Jamie Murray eyes repeat of Davis Cup success on home soil
The Scot said he expects another rapturous Glasgow crowd to roar on the GB team.
Jamie Murray expects Great Britain's Davis Cup tie to be played out in-front of another rapturous Glasgow crowd, despite the absence of older brother Andy from the team.
Three-time grand slam champion Andy and British number one Kyle Edmund are notable omissions from the British quintet for the visit of Uzbekistan.
Dan Evans steps in to make his return after a 12-month ban for cocaine use, while Cameron Norrie and Jay Clarke are also selected alongside double specialists Jamie Murray and Dominic Inglot.
Victory at the Emirates helped GB on their way to Davis Cup success in 2015 and Murray is hopeful the team can take inspiration from a vocal support once more.

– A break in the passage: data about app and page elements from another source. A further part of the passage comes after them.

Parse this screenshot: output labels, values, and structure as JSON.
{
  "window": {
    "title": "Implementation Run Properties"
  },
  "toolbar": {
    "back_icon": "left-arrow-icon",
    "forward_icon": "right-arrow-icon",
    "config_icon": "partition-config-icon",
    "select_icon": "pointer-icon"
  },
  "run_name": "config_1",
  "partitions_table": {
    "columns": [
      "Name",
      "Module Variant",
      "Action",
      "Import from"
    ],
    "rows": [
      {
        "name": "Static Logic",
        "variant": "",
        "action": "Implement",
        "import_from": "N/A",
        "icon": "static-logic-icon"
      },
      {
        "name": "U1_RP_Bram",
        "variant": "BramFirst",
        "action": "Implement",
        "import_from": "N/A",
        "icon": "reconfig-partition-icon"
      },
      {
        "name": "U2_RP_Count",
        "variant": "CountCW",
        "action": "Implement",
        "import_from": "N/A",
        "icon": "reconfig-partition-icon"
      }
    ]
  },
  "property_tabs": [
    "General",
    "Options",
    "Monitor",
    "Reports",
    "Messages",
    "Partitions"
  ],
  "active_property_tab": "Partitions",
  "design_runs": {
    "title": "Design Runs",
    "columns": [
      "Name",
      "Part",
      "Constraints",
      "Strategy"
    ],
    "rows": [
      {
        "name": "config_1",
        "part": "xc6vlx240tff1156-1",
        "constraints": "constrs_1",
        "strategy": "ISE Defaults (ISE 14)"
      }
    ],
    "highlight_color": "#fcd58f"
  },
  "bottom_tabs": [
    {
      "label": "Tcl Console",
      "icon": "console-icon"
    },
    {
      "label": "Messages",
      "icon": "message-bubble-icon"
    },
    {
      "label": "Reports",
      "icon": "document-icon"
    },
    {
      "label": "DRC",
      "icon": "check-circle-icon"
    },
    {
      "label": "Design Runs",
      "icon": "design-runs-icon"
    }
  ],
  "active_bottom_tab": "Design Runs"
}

He said: "I've so many great many memories of playing Davis Cup here in Glasgow, especially at the Emirates.
"Some of the best moments of my career have come competing for my country and particularly at this venue.
"We've always had incredible support and I'm sure this week will be no different."
Murray arrives in Glasgow on a rich vein of form after winning the US Open mixed doubles earlier this month.
The 32-year-old said he's still got plenty of targets to hit before it's time to hang up his racket.
He added: "I've had a good run the last few years, a lot of success at Grand Slam level.
"But Wimbledon is still a huge goal for me, the French Open as well.
"Look, I'm enjoying my tennis, it's amazing to be going to events and competing for the big titles."
Andy Murray decision to pull out of the home tournament came as a blow to the Davis Cup squad.
His older brother believes he'll be back for another shot next year, though.
He said: "This one just came at the wrong time for him in his comeback. I know he was desperate to play here in Scotland. Hopefully he'll be back playing Davis Cup next year."
GB coach Smith out to repay Glasgow support
Leon Smith reckons this could be the last time the Davis Cup visits Glasgow for a number of years due to format changes to the tournament by the International Tennis Federation.
The Great Britian coach said he's keen to repay the support the team have received in Glasgow with a strong showing.
He said: "The changes in format voted in by the ITF mean the chances of home ties are greatly diminished.
"We recognise that, it's why we wanted to come here. We've had amazing experiences here, the fans pack the place and we want to give them one more opportunity to see our team in Glasgow because they deserve that.
"We might not get a home tie for a number of years ahead."
Smith said Andy Murray didn't take his decision to miss out lightly as he continues rehab from hip surgery over the New Year.
"I'm hopeful he will play Davis Cup, I know he loves it," he added. "Andy found this decision not to play very difficult.
"But he has to look after his body, he is still in the early days of his rehab so he made the right decision.
"It was a tough call."
Smith and Murray were speaking at an event to promote the LTA and Tennis Scotland's Tennis For Kids event.